**Page and application data records:**
=== Section Start ===

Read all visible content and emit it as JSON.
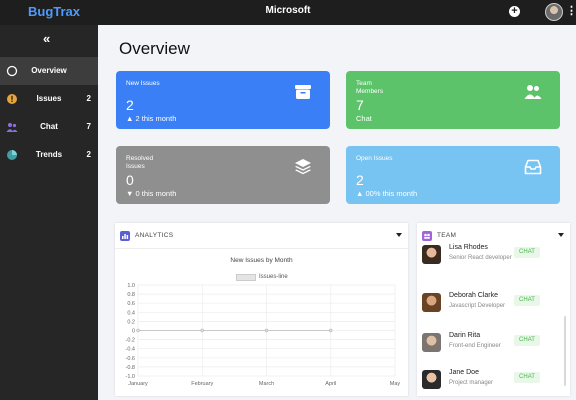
{
  "brand": "BugTrax",
  "org": "Microsoft",
  "header": {
    "add_label": "+",
    "menu_label": "⋮"
  },
  "sidebar": {
    "collapse_label": "«",
    "items": [
      {
        "label": "Overview",
        "count": ""
      },
      {
        "label": "Issues",
        "count": "2"
      },
      {
        "label": "Chat",
        "count": "7"
      },
      {
        "label": "Trends",
        "count": "2"
      }
    ]
  },
  "page_title": "Overview",
  "cards": [
    {
      "label": "New Issues",
      "value": "2",
      "foot": "▲ 2 this month",
      "color": "#3a7ff5"
    },
    {
      "label": "Team Members",
      "value": "7",
      "foot": "Chat",
      "color": "#5cc36a"
    },
    {
      "label": "Resolved Issues",
      "value": "0",
      "foot": "▼ 0 this month",
      "color": "#8f8f8f"
    },
    {
      "label": "Open Issues",
      "value": "2",
      "foot": "▲ 00% this month",
      "color": "#77c3f2"
    }
  ],
  "analytics": {
    "title": "ANALYTICS",
    "badge_color": "#5a5fd6"
  },
  "team": {
    "title": "TEAM",
    "badge_color": "#a364d8",
    "chat_label": "CHAT",
    "members": [
      {
        "name": "Lisa Rhodes",
        "role": "Senior React developer"
      },
      {
        "name": "Deborah Clarke",
        "role": "Javascript Developer"
      },
      {
        "name": "Darin Rita",
        "role": "Front-end Engineer"
      },
      {
        "name": "Jane Doe",
        "role": "Project manager"
      }
    ]
  },
  "chart_data": {
    "type": "line",
    "title": "New Issues by Month",
    "categories": [
      "January",
      "February",
      "March",
      "April",
      "May"
    ],
    "series": [
      {
        "name": "Issues-line",
        "values": [
          0,
          0,
          0,
          0
        ]
      }
    ],
    "ylim": [
      -1.0,
      1.0
    ],
    "yticks": [
      "1.0",
      "0.8",
      "0.6",
      "0.4",
      "0.2",
      "0",
      "-0.2",
      "-0.4",
      "-0.6",
      "-0.8",
      "-1.0"
    ],
    "grid": true,
    "legend": "top"
  }
}
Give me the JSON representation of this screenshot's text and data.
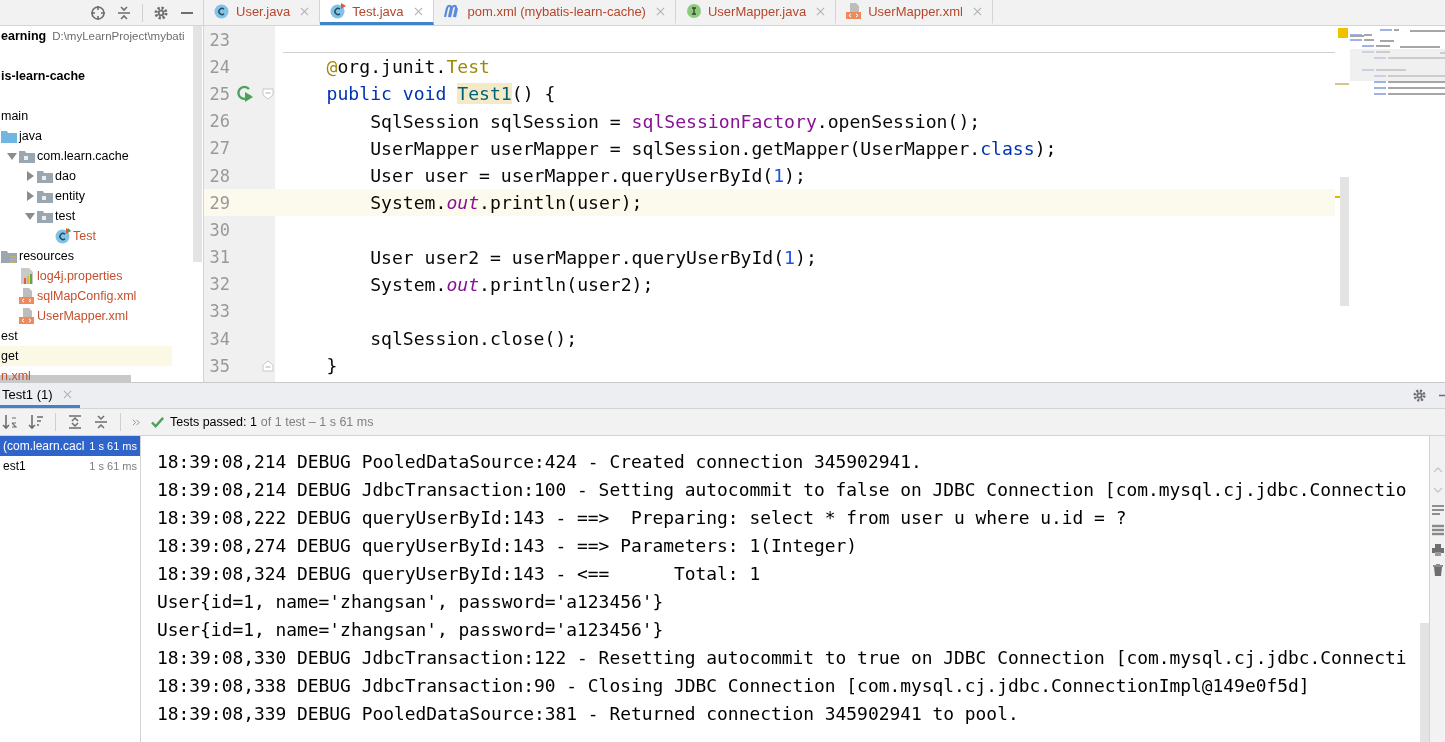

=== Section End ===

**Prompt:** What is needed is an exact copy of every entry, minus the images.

**Answer to this problem:**
Read all visible content and emit it as JSON.
{
  "brand": "BugTrax",
  "org": "Microsoft",
  "header": {
    "add_label": "+",
    "menu_label": "⋮"
  },
  "sidebar": {
    "collapse_label": "«",
    "items": [
      {
        "label": "Overview",
        "count": ""
      },
      {
        "label": "Issues",
        "count": "2"
      },
      {
        "label": "Chat",
        "count": "7"
      },
      {
        "label": "Trends",
        "count": "2"
      }
    ]
  },
  "page_title": "Overview",
  "cards": [
    {
      "label": "New Issues",
      "value": "2",
      "foot": "▲ 2 this month",
      "color": "#3a7ff5"
    },
    {
      "label": "Team Members",
      "value": "7",
      "foot": "Chat",
      "color": "#5cc36a"
    },
    {
      "label": "Resolved Issues",
      "value": "0",
      "foot": "▼ 0 this month",
      "color": "#8f8f8f"
    },
    {
      "label": "Open Issues",
      "value": "2",
      "foot": "▲ 00% this month",
      "color": "#77c3f2"
    }
  ],
  "analytics": {
    "title": "ANALYTICS",
    "badge_color": "#5a5fd6"
  },
  "team": {
    "title": "TEAM",
    "badge_color": "#a364d8",
    "chat_label": "CHAT",
    "members": [
      {
        "name": "Lisa Rhodes",
        "role": "Senior React developer"
      },
      {
        "name": "Deborah Clarke",
        "role": "Javascript Developer"
      },
      {
        "name": "Darin Rita",
        "role": "Front-end Engineer"
      },
      {
        "name": "Jane Doe",
        "role": "Project manager"
      }
    ]
  },
  "chart_data": {
    "type": "line",
    "title": "New Issues by Month",
    "categories": [
      "January",
      "February",
      "March",
      "April",
      "May"
    ],
    "series": [
      {
        "name": "Issues-line",
        "values": [
          0,
          0,
          0,
          0
        ]
      }
    ],
    "ylim": [
      -1.0,
      1.0
    ],
    "yticks": [
      "1.0",
      "0.8",
      "0.6",
      "0.4",
      "0.2",
      "0",
      "-0.2",
      "-0.4",
      "-0.6",
      "-0.8",
      "-1.0"
    ],
    "grid": true,
    "legend": "top"
  }
}
Give me the JSON representation of this screenshot's text and data.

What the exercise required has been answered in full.